The shadow of family disputes flickers in ‘Ojos Negros’ by Marta Lallana and Ivet Castelo as well. It’s because of them the main character, a 13-year-old Paula, finds herself in the town between the Spanish fields which gave its name to the title. During one summer, as per summer camp traditions, Paula finds true friends for three months and learns the pleasure of nighttime daily talks in the open air. This is one of those films where silence is as important as dialogue.
‘Kuessipan’ by Myriam Verreaul, too, reminds us about the friendship that nothing could break off. The story, rooted in, though thousand-year-old, but fragile culture of the Innu people, tells of two girls who, at the turn of their 17th birthday, find themselves at a crossroad: whether to go beyond the reservation and enter the University of Quebec or to stay at home, in their native culture.
The indigenous inhabitants are also represented at the 49th ‘Molodist’ by Melina León’s film ‘Song Without a Name’. Only this time it’s about Peru and the South American aboriginal peoples. ‘Song Without a Name’ immerses the viewer in the 1980s, the time of political instability, and contrasts with deliberately calm, while in some ways even elegiac directing of a very specific story.
Fernanda Valadez’s film ‘Identifying Features’ seems a bit like a double for ‘Song Without a Name’. Also minimalist, poetic directing, also portrayal of the indigenous population (the Mexican one), also a contrast of a broad social problem and a specific story outside of the statistical reports. However, ‘Identifying Features’ strongly leans towards the genre limitations of the road movie to show how the experience of migration deprives a person of a specific place in space.
Filippo Meneghetti chooses a more traditional, though no less vivid, form in his feature ‘Two of Us’ for his story about love and obstacles. Nina and Madeleine have been in love with each other for decades and share small moments of tenderness together. However, neither family nor friends know about their relationship. For them, Nina and Madeleine are neighbors who are just friends. However, due to the tragedy happening to one of the heroines, the truth about their love may be revealed.
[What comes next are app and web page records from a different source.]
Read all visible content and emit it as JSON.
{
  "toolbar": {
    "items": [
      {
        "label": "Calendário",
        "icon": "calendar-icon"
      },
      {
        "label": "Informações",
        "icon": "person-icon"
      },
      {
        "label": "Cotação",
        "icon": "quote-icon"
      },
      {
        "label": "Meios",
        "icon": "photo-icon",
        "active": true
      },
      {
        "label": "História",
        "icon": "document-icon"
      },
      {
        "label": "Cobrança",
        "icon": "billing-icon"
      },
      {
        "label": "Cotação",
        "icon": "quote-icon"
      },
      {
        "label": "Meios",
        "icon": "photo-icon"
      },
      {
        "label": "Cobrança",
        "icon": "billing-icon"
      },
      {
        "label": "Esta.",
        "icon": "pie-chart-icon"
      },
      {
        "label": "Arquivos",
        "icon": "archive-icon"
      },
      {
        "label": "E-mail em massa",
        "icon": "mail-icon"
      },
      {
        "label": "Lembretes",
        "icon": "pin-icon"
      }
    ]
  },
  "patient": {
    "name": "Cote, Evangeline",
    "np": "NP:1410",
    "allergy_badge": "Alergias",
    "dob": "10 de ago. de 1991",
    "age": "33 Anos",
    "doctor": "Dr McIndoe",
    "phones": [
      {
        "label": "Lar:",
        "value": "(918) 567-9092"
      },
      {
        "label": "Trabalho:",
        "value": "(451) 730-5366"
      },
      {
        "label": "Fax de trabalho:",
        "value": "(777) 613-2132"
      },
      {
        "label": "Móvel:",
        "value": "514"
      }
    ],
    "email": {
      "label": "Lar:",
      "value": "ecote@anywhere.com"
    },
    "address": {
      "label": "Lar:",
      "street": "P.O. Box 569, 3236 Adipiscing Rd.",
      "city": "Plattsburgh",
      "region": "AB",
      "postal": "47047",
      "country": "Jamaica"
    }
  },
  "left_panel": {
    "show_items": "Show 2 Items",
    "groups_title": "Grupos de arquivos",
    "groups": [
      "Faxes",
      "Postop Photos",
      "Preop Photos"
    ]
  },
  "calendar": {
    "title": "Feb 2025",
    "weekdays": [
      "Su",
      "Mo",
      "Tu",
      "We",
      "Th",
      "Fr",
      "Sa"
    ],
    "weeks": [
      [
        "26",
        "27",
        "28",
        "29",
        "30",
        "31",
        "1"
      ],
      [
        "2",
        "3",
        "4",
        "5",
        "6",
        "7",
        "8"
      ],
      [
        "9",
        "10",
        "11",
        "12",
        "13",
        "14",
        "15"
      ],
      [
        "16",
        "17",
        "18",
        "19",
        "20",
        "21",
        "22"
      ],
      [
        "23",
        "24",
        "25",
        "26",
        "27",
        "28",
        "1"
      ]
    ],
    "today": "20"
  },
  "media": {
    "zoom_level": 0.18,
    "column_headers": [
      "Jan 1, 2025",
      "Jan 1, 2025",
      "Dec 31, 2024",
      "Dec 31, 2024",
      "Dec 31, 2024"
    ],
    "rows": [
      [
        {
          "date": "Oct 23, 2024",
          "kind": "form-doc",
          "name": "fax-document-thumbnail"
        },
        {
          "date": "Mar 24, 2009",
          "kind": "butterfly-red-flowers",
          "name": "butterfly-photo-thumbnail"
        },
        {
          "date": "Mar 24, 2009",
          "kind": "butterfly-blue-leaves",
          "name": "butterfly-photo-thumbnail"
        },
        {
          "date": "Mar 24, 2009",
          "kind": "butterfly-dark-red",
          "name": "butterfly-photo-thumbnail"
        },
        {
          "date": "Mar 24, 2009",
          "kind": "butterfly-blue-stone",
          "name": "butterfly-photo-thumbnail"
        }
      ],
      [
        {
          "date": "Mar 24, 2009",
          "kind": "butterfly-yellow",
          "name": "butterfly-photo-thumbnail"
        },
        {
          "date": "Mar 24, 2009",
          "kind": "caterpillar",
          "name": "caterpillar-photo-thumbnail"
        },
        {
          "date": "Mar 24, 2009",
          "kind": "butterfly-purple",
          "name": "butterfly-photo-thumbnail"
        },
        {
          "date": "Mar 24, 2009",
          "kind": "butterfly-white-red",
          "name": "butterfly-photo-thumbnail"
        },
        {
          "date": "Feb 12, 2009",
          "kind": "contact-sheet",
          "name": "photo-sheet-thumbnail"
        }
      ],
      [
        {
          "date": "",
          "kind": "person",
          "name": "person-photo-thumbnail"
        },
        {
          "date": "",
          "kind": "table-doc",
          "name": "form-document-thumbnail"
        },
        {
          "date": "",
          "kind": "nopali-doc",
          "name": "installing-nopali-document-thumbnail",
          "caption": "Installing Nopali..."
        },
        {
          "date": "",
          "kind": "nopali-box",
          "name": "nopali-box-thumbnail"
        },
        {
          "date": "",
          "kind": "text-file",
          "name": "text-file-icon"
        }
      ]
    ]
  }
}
All films of the feature international program compete for the Grand Prix from the online lottery “Loto Zabava”, the sponsor of the festival.